Here’s an extreme case. By no means am I claiming this is the whole story, but it’s a big part of the story that is routinely omitted from popular discussions:
Imagine your country has been invaded and conquered by a ruthless foreign army. During the early stages of the occupation, any sign of opposition to the regime gets you promptly executed, including simply clinging to the ancient culture you’ve inherited. Many thousands have died. Order is brutally imposed and enforced.
Neighboring countries narrowly escape conquest. They hear the horror stories as refugees stream into their territories, and, in the few places where the enemy has been repulsed, they can see for themselves how the conquered peoples have been treated. They are both terrified and horrified. They mount a counter-attack.
The battle rages for years. Whenever conquered territories are liberated, the newly freed people flock to the cause. Finally, after a long and bloody war, the invaders are defeated.The celebration is deafening, the heroes immortalized in story and song.
As is the case in every war, there were collaborators. Understandably, the people who resisted, and who fought and won the war, loath them. Lynch mobs break out. People die. Worst of all – and this also happens in every war – men of bad will start flinging accusations around, and use the post-war emotions as a means to get unpopular people killed, and their wealth seized.
The local religious authorities reluctantly get involved. They attempt to set up some war trials, in order to keep innocent people from suffering mob violence. At the same time, there were plenty of real collaborators and sympathizers, people whose cooperation helped keep the enemy in power. These people, when found, are handed over to the authorities. Over the course of several years, several thousand people are convicted and handed over to death.
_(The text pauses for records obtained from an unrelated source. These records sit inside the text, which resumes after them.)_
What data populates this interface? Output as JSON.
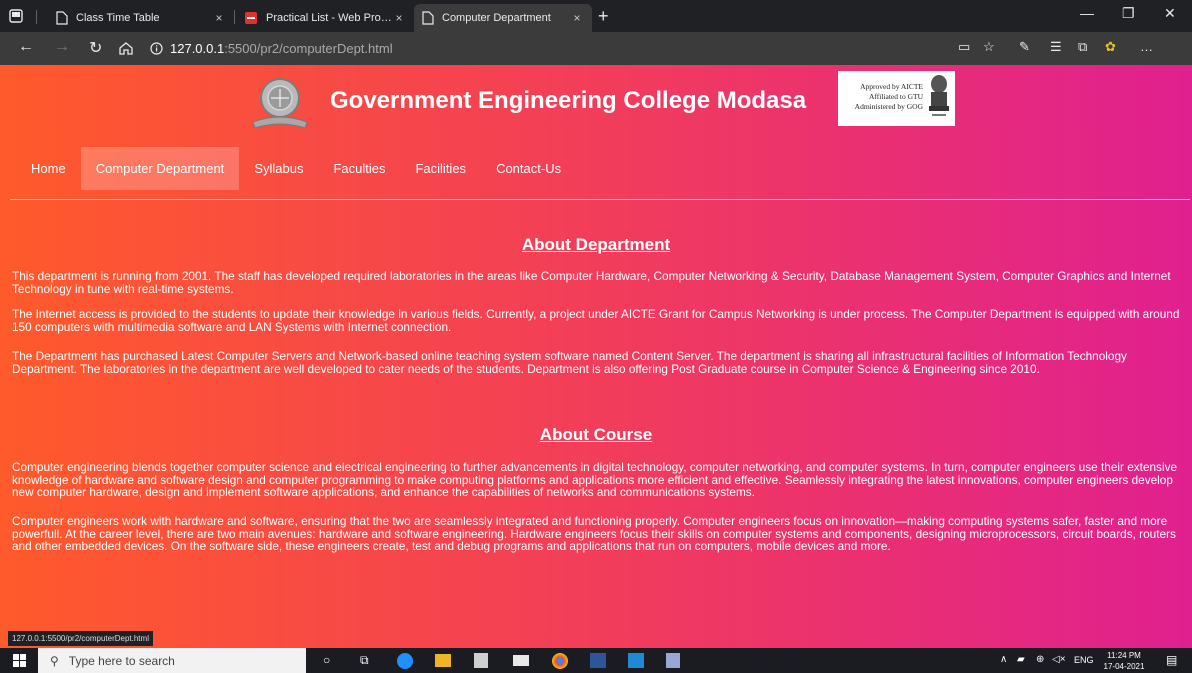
{
  "browser": {
    "tabs": [
      {
        "title": "Class Time Table",
        "close": "×"
      },
      {
        "title": "Practical List - Web Programming",
        "close": "×"
      },
      {
        "title": "Computer Department",
        "close": "×"
      }
    ],
    "new_tab": "+",
    "url_host": "127.0.0.1",
    "url_path": ":5500/pr2/computerDept.html",
    "status_url": "127.0.0.1:5500/pr2/computerDept.html"
  },
  "header": {
    "title": "Government Engineering College Modasa",
    "approval_lines": [
      "Approved by AICTE",
      "Affiliated to GTU",
      "Administered by GOG"
    ]
  },
  "nav": {
    "items": [
      {
        "label": "Home"
      },
      {
        "label": "Computer Department"
      },
      {
        "label": "Syllabus"
      },
      {
        "label": "Faculties"
      },
      {
        "label": "Facilities"
      },
      {
        "label": "Contact-Us"
      }
    ],
    "active": "Computer Department"
  },
  "about_department": {
    "title": "About Department",
    "paragraphs": [
      "This department is running from 2001. The staff has developed required laboratories in the areas like Computer Hardware, Computer Networking & Security, Database Management System, Computer Graphics and Internet Technology in tune with real-time systems.",
      "The Internet access is provided to the students to update their knowledge in various fields. Currently, a project under AICTE Grant for Campus Networking is under process. The Computer Department is equipped with around 150 computers with multimedia software and LAN Systems with Internet connection.",
      "The Department has purchased Latest Computer Servers and Network-based online teaching system software named Content Server. The department is sharing all infrastructural facilities of Information Technology Department. The laboratories in the department are well developed to cater needs of the students. Department is also offering Post Graduate course in Computer Science & Engineering since 2010."
    ]
  },
  "about_course": {
    "title": "About Course",
    "paragraphs": [
      "Computer engineering blends together computer science and electrical engineering to further advancements in digital technology, computer networking, and computer systems. In turn, computer engineers use their extensive knowledge of hardware and software design and computer programming to make computing platforms and applications more efficient and effective. Seamlessly integrating the latest innovations, computer engineers develop new computer hardware, design and implement software applications, and enhance the capabilities of networks and communications systems.",
      "Computer engineers work with hardware and software, ensuring that the two are seamlessly integrated and functioning properly. Computer engineers focus on innovation—making computing systems safer, faster and more powerfull. At the career level, there are two main avenues: hardware and software engineering. Hardware engineers focus their skills on computer systems and components, designing microprocessors, circuit boards, routers and other embedded devices. On the software side, these engineers create, test and debug programs and applications that run on computers, mobile devices and more."
    ]
  },
  "taskbar": {
    "search_placeholder": "Type here to search",
    "language": "ENG",
    "time": "11:24 PM",
    "date": "17-04-2021"
  },
  "colors": {
    "gradient_start": "#ff5a2b",
    "gradient_mid": "#f23d5a",
    "gradient_end": "#e0208f",
    "browser_dark": "#202124",
    "toolbar": "#3b3b3b"
  }
}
This is a pretty accurate high level description of the Islamic conquest of Spain, the Reconquista and the Spanish Inquisition (at least, the parts of the Inquisition that took place during and immediately after the Reconquista). Sure, there’s more to the story: the trials under the Inquisition radically fail our ideas of fairness (although they looked pretty good by comparison to their historical antecedents), it’s very likely that many of the trials were motivated by revenge, greed, bigotry, and so on, and, once the Islamic invaders felt more secure, they did lighten up on the summary execution thing, the legendary flowering of Sephardic Jews took place under their rule. (Of course, this is the very thing that got Jews in general labeled collaborators – because many of them, by all accounts, certainly were. However sympathetic we are to the tough spot Spanish Jews found themselves in, it’s also important to see things from the viewpoint of the Christian Spaniards as well.)